Knots & Rigs With Mark Williams
WHAT are the knots you need to know to conquer any fish on the planet? The following list of knots has held me in good stead over the years when pursuing everything from Australian bass through to giant Atlantic tarpon. Competency in tying this range of knots should allow an angler to tackle any species or fishing scenario going. However, the list is by no means a finished product; it’s more a work in constant progress and revision.
As new connections are developed, I’ll compare them to this top 10 and if they’re superior they’ll get a guernsey in the line up. Check out a range of short but informative videos on how to tie these knots on the Fishing World website, www.fishingworldmag.com.au. You can also refer to the books by renowned knotologist Geoff Wilson for more info on these and other knots.
1. Uni-Knot: The most versatile of connections, originally known as the Duncan loop after US saltwater fly fisherman Norman Duncan. It can be used for tying off terminals with the lightest of lines through to the heaviest leader material by reducing the number of turns in the knot.
The double Uni-Knot is also an excellent connection for joining lines. The Uni-Knot is my favourite means of connecting line load to reel spool as the knot can be formed clear of the reel then slid down into position when the knot is pulled up. It can also be pulled up with considerable force, biting onto the reel spool tightly and reducing the risk of slippage. It’s also a knot that with practice can be tied in low light conditions or even in the dark. A firm favourite and must have in the arsenal.
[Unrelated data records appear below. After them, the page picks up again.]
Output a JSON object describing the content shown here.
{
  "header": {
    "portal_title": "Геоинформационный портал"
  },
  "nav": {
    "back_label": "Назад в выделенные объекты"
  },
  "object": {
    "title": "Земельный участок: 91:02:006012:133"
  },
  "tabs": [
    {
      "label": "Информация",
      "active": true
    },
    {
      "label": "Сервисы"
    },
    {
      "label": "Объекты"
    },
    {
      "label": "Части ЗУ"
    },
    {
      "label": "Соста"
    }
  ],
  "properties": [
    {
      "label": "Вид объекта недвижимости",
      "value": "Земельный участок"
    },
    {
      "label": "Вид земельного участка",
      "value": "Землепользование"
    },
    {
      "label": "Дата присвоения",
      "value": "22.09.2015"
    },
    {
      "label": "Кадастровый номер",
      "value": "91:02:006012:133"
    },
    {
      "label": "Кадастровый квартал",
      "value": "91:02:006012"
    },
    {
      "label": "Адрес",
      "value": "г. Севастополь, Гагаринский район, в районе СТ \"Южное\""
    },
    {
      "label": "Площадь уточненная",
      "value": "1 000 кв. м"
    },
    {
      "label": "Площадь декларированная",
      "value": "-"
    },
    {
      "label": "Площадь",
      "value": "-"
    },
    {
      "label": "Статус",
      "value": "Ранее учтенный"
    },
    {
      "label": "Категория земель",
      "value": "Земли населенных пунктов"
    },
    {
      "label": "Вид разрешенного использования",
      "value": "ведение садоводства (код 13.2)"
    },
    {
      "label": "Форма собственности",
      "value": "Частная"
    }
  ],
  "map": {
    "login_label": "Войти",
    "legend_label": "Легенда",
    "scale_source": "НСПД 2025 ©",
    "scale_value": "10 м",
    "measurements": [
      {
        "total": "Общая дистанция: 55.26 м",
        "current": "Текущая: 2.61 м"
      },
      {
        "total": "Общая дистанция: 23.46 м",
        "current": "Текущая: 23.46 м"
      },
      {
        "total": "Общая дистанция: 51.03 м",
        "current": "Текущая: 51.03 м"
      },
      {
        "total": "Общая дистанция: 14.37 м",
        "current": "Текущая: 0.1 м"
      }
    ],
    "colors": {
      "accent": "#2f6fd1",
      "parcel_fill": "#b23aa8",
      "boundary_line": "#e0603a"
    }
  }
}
An honourable mention goes to the first knot I was ever taught by my father and grandfather, the Locked Half Blood Knot, but I only really tie it for sentimental reasons these days when luderick fishing, if the truth be known.
2.Lefty’s Loop Knot: The benchmark in loop knots these days, consigning the Homer Rhodes knot to history. Simple to tie, with good knot strength, the Lefty’s Loop never slips when tied properly. Another versatile knot that can be tied in the lightest of tippets through to heavy hard mono leader material. An honourable mention goes to the perfection
3.Bimini twist: A must have double knot in the arsenal of any angler aspiring to chase big powerful fish on light tackle, especially in the fields of gamefishing, fly fishing or lure casting. To me, the Bimini twist really is the foundation block for rigging up to pursue any high powered sportfish that is going to be testing your tackle to its limits. Essential where near 100 per cent knot strength is required in rigging. An honourable mention goes to the plaited double, but the Bimini twist really has become my No.1 doubled line system in recent years.
4.Triple Surgeon’s Knot: A very old connection that has really come back into favour in recent years, especially in the bream comp scene and saltwater fly fraternity. A quick, relatively simple means of tying lines of varying diameters together with good knot strength. Interestingly, a leading US surgeon once told me that it’s never used in surgical applications. A special for light braid to leader connections and building fly leaders.
5.Albright Knot: The original and still among the best connections for joining light lines directly to heavy monofilament or fluorocarbon leaders. Named after legendary Florida Key’s guide Jimmie Albright. Requires care in tying and pulling up, but retains excellent knot strength. An honourable mention goes to the Slim Beauty, another leader connection with good knot strength, but I prefer the Albright for use with really heavy casting leaders such as those used when heavy threadline poppering for XOS GTs.
6.Cat’s-paw: The best option for connecting doubled lines to swivels, twisted leaders and fly lines.
Neat and simple with high knot strength. Very popular with the gamefishing fraternity.
7.Common Snell: A very old knot that was originally used for tying on spatulated or flatted eye hooks in the days before we had ringed hook eyes. Still a very necessary knot for anglers fishing big baits off two hook rigs for species such as jewfish and snapper. I still like to use the snell when connecting gamefishing hooks with brazed eyes such as the ubiquitous Mustad Seamaster to heavy monofilament leader material. A very strong, unobtrusive connection.
8.Ducknose Knot: A personal favourite of mine for tropical lure fishing situations connecting braided main lines to hard mono leaders. Simple and quick to tie, it must be pulled up with considerable force to fully form the knot. For some reason I’ve found to my considerable embarrassment during rigging demonstrations that the knot tends to slip when using Berkley Vanish as leader. Once again an honourable mention goes to the Slim Beauty, but the Ducknose is the leader knot I go to when barra fishing most often.
9.Nail Knot: Another very old, but strong connection that is regularly used in fly fishing, particularly for connecting fly lines to butt sections. Also useful for fly leader construction and connecting terminals to heavy leader material.
10. Dropper Loop: Essential for deep bottom fishing with multiple baits. The ability to rig droppers is also necessary when drop-shotting lures and fishing flies on dropper rigs. The final ingredient in the rigging arsenal to ensure all potential fishing situations are covered.